Jenny Harries wasn't prevented from answering questions about this by Grant Shapps at the weekend Clearly, the impression given is that the PM doesn't want them to answer the question about whether Mr Cummings acted within the rules.
Nice touch that 'clearly' before the word 'impression' there! It tells you what you're meant to think.

And then he turned on the scientists for disobliging him and his colleagues:
Now PM, Vallance and Whitty all ignoring questions about Cummings.  
Problem for Vallance and Whitty is that by not answering factual questions about the Cummings episode and public health, it could be said that that itself is being dragged into politics.
No, that 'problem' is merely a reflection of your own frustration and bias. "It could be said"...Give me strength, Lewis! It IS being said by YOU!!

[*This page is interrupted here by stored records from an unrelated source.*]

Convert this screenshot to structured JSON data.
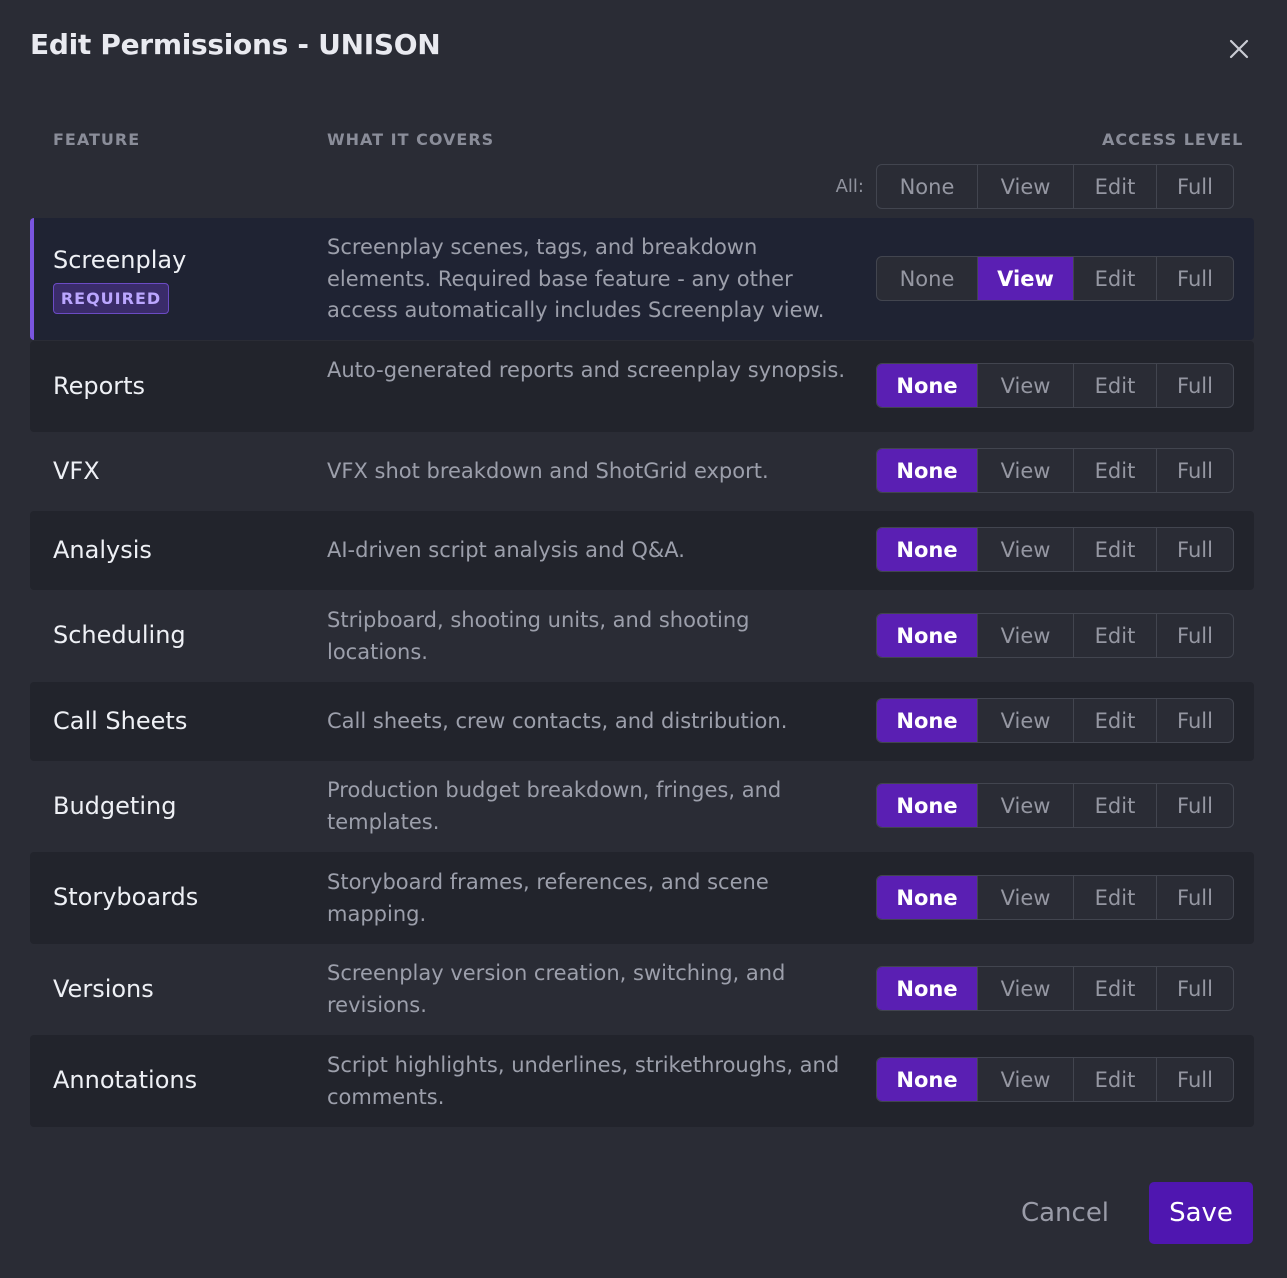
{
  "dialog": {
    "title": "Edit Permissions - UNISON",
    "close_icon": "close-icon"
  },
  "headers": {
    "feature": "FEATURE",
    "covers": "WHAT IT COVERS",
    "access": "ACCESS LEVEL",
    "all_label": "All:"
  },
  "access_options": [
    "None",
    "View",
    "Edit",
    "Full"
  ],
  "features": [
    {
      "name": "Screenplay",
      "badge": "REQUIRED",
      "desc": "Screenplay scenes, tags, and breakdown elements. Required base feature - any other access automatically includes Screenplay view.",
      "selected": "View"
    },
    {
      "name": "Reports",
      "desc": "Auto-generated reports and screenplay synopsis.",
      "selected": "None"
    },
    {
      "name": "VFX",
      "desc": "VFX shot breakdown and ShotGrid export.",
      "selected": "None"
    },
    {
      "name": "Analysis",
      "desc": "AI-driven script analysis and Q&A.",
      "selected": "None"
    },
    {
      "name": "Scheduling",
      "desc": "Stripboard, shooting units, and shooting locations.",
      "selected": "None"
    },
    {
      "name": "Call Sheets",
      "desc": "Call sheets, crew contacts, and distribution.",
      "selected": "None"
    },
    {
      "name": "Budgeting",
      "desc": "Production budget breakdown, fringes, and templates.",
      "selected": "None"
    },
    {
      "name": "Storyboards",
      "desc": "Storyboard frames, references, and scene mapping.",
      "selected": "None"
    },
    {
      "name": "Versions",
      "desc": "Screenplay version creation, switching, and revisions.",
      "selected": "None"
    },
    {
      "name": "Annotations",
      "desc": "Script highlights, underlines, strikethroughs, and comments.",
      "selected": "None"
    }
  ],
  "footer": {
    "cancel_label": "Cancel",
    "save_label": "Save"
  },
  "colors": {
    "background": "#2a2c35",
    "accent": "#5a1fb3",
    "save": "#4f16b0"
  }
}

Then Lewis, rethinking matters, turns on his heels and decides to champion those poor, silenced scientists instead:
Am sure my colleagues won't stop asking Vallance and Whitty the question until they're given a chance to answer...
I'm sure you hope that! You've reverted to claiming they want to be given a chance to answer but the PM is stopping them, despite them evidently wishing to be kept out of your embittered, biased shenanigans.

And now he's back to retweeting people who support his own point of view.



How the hell does he get away with this?

BBC editorial guidelines on what you say on Twitter and how you use your 'like' button and your 'retweet' button are very clear. Lewis Goodall breaks those rules daily.

Those rules are there to stop licence fee payers knowing what BBC reporters think and to preserve the idea of BBC impartiality on matters of political controversy. Lewis regularly drives a coach and horses through the rules in those regards. We usually know exactly what he's thinking.

…Which would be fine on a broadcaster that isn't paid for by millions of people who don't think like Lewis Goodall and don't agree with him on pretty much anything.

He surely knew what the BBC's guidelines said when he joined them at the start of the year, so why is he behaving like this? And why are his BBC bosses tolerating it?


Am I being unfair/biased in going after Lewis Goodall in much the same way that he goes after Dominic Cummings? Is this cruel?

And if it is, isn't it then entirely in the spirit of Lewis Goodall's own reporting?